Collect every line below that contains the word "project".

------

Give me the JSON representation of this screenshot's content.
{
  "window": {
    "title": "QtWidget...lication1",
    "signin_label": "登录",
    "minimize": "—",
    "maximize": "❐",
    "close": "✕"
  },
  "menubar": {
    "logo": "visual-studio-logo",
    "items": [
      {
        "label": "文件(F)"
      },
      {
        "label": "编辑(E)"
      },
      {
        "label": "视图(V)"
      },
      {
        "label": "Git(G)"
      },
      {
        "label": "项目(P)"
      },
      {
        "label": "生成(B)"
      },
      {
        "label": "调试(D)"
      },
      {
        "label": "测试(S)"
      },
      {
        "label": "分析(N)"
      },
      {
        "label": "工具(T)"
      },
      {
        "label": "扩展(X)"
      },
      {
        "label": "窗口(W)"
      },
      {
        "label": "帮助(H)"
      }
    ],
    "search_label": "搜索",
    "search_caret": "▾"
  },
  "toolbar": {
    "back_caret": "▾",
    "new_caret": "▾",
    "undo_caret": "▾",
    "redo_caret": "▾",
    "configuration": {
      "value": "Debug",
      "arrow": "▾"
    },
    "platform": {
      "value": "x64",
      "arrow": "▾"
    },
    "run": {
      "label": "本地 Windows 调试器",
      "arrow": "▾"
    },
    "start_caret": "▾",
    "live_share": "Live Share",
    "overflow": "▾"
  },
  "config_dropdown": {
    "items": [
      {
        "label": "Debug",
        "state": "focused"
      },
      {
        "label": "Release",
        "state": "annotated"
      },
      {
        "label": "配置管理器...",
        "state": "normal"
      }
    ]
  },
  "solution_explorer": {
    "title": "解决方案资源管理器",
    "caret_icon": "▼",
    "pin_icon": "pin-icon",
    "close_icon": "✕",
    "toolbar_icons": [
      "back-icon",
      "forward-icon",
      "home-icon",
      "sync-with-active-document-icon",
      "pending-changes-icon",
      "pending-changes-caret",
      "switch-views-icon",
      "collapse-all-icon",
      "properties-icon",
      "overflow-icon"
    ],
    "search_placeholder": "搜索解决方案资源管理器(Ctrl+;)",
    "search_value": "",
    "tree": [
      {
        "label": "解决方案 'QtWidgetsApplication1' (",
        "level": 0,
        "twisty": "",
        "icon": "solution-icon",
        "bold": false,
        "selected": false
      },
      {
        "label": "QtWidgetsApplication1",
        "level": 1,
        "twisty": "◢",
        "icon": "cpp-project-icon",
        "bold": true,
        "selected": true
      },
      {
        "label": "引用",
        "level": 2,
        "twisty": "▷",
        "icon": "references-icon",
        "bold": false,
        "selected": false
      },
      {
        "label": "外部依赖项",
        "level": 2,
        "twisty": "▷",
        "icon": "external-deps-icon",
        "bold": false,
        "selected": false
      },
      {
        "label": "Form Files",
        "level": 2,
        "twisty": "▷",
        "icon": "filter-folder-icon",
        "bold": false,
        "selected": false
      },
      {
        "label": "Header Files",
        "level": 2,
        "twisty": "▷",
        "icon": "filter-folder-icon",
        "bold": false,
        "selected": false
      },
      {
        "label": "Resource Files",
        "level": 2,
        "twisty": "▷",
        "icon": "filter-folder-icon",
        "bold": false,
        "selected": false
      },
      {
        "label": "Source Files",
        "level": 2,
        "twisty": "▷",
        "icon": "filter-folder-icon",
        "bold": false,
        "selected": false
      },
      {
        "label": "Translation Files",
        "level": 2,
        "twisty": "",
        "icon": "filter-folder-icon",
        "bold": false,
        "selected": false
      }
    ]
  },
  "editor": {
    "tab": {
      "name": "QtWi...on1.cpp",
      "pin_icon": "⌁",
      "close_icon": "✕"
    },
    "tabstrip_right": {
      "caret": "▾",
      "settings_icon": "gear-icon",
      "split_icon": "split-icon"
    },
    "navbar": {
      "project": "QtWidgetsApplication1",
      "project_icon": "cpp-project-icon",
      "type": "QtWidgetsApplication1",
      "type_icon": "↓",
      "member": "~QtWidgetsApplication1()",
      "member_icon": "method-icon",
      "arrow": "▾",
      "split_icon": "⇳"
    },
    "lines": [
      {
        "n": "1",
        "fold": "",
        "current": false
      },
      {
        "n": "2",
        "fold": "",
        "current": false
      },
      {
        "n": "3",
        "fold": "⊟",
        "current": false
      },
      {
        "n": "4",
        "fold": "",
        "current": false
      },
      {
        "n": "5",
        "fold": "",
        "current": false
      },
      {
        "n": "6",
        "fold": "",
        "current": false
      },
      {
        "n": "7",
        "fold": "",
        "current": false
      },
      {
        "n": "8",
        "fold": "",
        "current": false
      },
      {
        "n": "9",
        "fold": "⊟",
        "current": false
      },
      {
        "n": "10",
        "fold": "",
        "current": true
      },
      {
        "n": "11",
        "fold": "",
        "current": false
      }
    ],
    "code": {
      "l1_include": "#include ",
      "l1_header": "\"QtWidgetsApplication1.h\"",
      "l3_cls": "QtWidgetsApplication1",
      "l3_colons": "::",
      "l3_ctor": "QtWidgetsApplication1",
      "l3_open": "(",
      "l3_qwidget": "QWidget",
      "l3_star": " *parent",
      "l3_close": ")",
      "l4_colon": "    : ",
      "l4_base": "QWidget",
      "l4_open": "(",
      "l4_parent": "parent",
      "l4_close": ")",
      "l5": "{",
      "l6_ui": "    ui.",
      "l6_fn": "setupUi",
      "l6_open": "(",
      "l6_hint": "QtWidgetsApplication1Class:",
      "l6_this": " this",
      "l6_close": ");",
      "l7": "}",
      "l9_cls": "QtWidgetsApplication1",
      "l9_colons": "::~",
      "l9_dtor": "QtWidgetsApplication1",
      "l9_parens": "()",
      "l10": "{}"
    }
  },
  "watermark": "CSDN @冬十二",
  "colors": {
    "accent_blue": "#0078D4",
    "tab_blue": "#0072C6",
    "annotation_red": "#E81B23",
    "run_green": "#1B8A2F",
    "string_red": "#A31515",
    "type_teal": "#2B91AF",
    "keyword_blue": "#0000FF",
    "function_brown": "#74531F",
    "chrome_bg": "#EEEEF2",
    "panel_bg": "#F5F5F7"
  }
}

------

Answer section |
        "icon": "cpp-project-icon",
      "project": "QtWidgetsApplication1",
      "project_icon": "cpp-project-icon",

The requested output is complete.